There used to be two independent papers where I grew up. One was "liberal" and one was "conservative". I used to be able to get a slightly less unbalanced view by reading BOTH papers. Then both papers were bought out by the same publisher, still published seperately for years, but they were soon reporting exactly the same set of half facts. After about ten years, they finally up and formally admitted that they were now evening and morning editions of the same paper.
Haven't much cared for "print" media since.
-- Sojourner (email@example.com), September 06, 2001.
I have no TV, and never listen to the radio in the summer (prefer birds & crickets), but actually never did listen to the "news". Decided long, long ago that if I couldn't do something PERSONALLY about an event, that I wasn't going to let it into my "world". Saves me a lot of tension.
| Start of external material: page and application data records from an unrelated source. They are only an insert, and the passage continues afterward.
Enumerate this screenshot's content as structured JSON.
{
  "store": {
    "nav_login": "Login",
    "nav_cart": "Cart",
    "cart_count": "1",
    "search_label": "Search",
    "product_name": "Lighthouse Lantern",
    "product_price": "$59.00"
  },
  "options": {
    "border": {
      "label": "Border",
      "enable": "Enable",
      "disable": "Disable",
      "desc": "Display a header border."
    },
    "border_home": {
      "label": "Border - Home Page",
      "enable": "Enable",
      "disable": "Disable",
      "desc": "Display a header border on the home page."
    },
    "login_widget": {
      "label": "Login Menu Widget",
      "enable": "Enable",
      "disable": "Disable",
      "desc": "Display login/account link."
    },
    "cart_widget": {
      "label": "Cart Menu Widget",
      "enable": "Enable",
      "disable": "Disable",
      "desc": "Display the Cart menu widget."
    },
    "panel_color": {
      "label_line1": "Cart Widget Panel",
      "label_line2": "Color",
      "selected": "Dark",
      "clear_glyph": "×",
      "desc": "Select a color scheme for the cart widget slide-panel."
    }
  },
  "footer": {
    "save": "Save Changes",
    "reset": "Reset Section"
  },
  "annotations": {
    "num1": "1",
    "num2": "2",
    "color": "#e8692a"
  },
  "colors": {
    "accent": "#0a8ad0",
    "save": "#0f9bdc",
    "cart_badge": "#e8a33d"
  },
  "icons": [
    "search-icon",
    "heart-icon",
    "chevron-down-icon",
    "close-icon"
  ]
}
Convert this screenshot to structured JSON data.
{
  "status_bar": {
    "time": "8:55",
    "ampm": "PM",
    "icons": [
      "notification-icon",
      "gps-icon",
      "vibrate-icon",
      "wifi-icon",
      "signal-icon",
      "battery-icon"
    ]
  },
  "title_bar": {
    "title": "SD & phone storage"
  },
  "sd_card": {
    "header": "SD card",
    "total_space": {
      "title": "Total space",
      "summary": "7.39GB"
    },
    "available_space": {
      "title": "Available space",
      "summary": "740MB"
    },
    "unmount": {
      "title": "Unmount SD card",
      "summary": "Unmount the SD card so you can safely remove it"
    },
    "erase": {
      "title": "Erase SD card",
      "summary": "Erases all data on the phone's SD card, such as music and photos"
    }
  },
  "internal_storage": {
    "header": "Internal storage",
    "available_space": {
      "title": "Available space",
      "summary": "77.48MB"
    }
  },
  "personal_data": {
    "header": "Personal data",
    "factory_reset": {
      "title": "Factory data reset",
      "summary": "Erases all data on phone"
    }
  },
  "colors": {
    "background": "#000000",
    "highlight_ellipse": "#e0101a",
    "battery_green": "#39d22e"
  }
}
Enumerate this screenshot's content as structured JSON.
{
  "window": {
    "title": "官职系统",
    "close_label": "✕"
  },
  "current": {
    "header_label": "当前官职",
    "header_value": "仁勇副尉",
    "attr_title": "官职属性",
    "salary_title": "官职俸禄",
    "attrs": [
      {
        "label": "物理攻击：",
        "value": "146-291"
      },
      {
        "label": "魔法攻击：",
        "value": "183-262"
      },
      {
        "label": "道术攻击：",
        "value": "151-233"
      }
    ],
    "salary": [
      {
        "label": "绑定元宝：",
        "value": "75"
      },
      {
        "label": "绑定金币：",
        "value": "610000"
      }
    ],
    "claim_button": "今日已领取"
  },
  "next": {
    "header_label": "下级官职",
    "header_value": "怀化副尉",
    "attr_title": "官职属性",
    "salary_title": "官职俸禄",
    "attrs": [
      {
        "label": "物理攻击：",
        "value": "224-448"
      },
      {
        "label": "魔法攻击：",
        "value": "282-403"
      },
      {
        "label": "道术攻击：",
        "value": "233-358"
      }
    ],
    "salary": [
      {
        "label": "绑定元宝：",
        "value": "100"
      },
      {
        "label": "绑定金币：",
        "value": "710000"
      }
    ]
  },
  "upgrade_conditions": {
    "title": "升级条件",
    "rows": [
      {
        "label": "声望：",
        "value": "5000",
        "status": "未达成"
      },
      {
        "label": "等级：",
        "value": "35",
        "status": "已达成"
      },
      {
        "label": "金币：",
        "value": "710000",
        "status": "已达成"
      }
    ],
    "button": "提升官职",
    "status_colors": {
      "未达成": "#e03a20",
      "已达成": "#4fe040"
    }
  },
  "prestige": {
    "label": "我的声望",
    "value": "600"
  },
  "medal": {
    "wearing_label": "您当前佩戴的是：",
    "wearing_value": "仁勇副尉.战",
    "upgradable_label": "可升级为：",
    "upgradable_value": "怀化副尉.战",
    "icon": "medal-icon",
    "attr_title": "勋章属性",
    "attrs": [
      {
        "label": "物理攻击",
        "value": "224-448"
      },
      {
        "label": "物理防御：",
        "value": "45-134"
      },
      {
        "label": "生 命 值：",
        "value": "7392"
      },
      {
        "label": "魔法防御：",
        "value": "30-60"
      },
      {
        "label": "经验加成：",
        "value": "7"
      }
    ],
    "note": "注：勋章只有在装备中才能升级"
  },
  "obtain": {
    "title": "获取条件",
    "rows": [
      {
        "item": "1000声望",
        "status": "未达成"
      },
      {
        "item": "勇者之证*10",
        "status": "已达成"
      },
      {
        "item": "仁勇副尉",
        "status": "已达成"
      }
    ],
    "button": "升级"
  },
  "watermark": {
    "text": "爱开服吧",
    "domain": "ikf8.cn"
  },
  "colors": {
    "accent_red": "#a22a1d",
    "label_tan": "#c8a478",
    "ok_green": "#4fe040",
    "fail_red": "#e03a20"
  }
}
I agree wholeheartedly that "news" is extremely biased, and that fear and anger are very much promoted through the media. Of course, sick (chemicals in our food and in the air), fearful (media promotion) people are MUCH easier to control than healthy, confident people.......My mother used to say, "Don't believe ANYTHING that you hear, and only HALF of what you see!"
-- Bonnie (firstname.lastname@example.org), September 06, 2001.
Sojourner I went over to The Positive Press. Read the story on Firefighters Using Satelites to help locate firfighters lost in smoke. Is it just me Or should that concern us? If a satilite can track and find a firefighter in heat and smoke How hard could it be to find us out in the field?
-- Kenneth in N.C. (email@example.com), September 09, 2001.
It isn't hard at all. However, given that it IS very very expensive, I rather doubt they're much interested in tracking one of us taking a piss in the field on his/her homestead in the boonies. >:D
-- Sojourner (firstname.lastname@example.org), September 09, 2001.
-- x (email@example.com), September 20, 2001.